• Brief
Reply only with how many lines in these entries hold the string "title".

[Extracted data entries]
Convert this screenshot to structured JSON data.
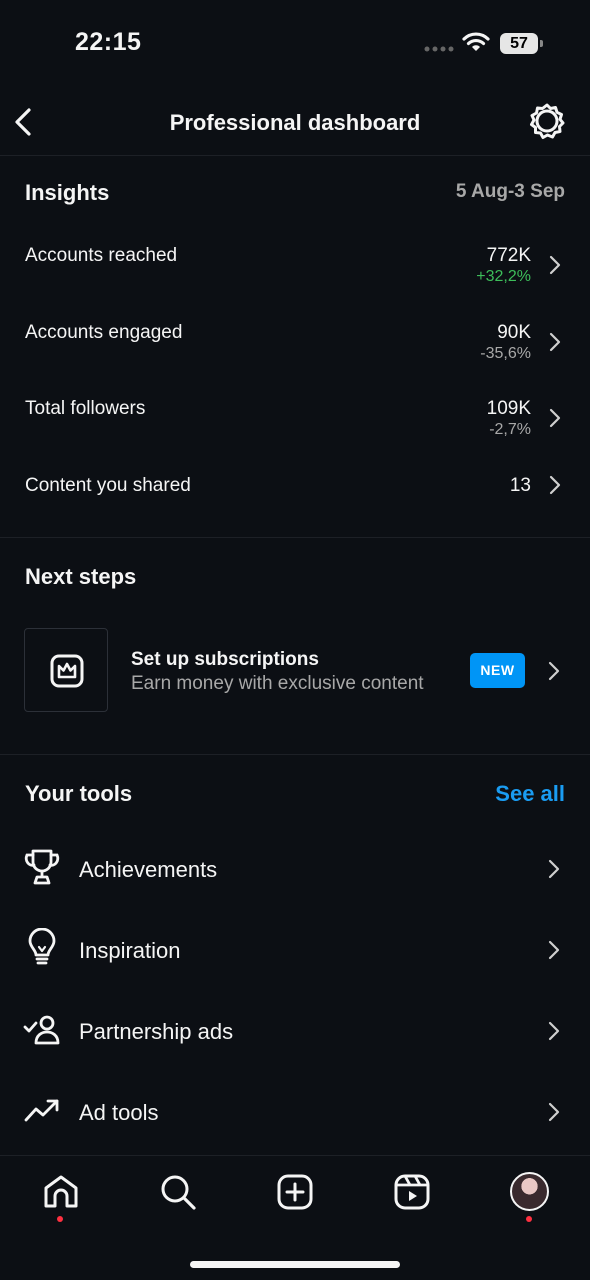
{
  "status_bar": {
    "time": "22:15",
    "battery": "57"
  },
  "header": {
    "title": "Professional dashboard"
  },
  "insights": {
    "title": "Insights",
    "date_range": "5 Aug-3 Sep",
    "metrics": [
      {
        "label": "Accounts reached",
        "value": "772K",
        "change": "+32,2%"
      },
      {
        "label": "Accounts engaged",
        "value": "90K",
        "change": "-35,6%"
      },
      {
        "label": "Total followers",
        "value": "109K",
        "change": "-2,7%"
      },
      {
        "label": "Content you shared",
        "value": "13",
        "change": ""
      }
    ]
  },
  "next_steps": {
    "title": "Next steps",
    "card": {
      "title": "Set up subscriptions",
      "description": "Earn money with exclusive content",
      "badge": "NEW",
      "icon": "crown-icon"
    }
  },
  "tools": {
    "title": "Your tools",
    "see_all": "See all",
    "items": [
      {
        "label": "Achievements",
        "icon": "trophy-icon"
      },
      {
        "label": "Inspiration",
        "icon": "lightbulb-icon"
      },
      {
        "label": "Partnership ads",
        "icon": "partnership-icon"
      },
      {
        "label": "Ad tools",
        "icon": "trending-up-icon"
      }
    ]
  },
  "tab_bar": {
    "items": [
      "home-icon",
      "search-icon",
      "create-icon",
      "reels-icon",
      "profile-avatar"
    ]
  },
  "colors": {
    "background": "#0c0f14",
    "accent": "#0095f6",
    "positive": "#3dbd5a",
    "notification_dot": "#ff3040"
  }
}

• Answer box
5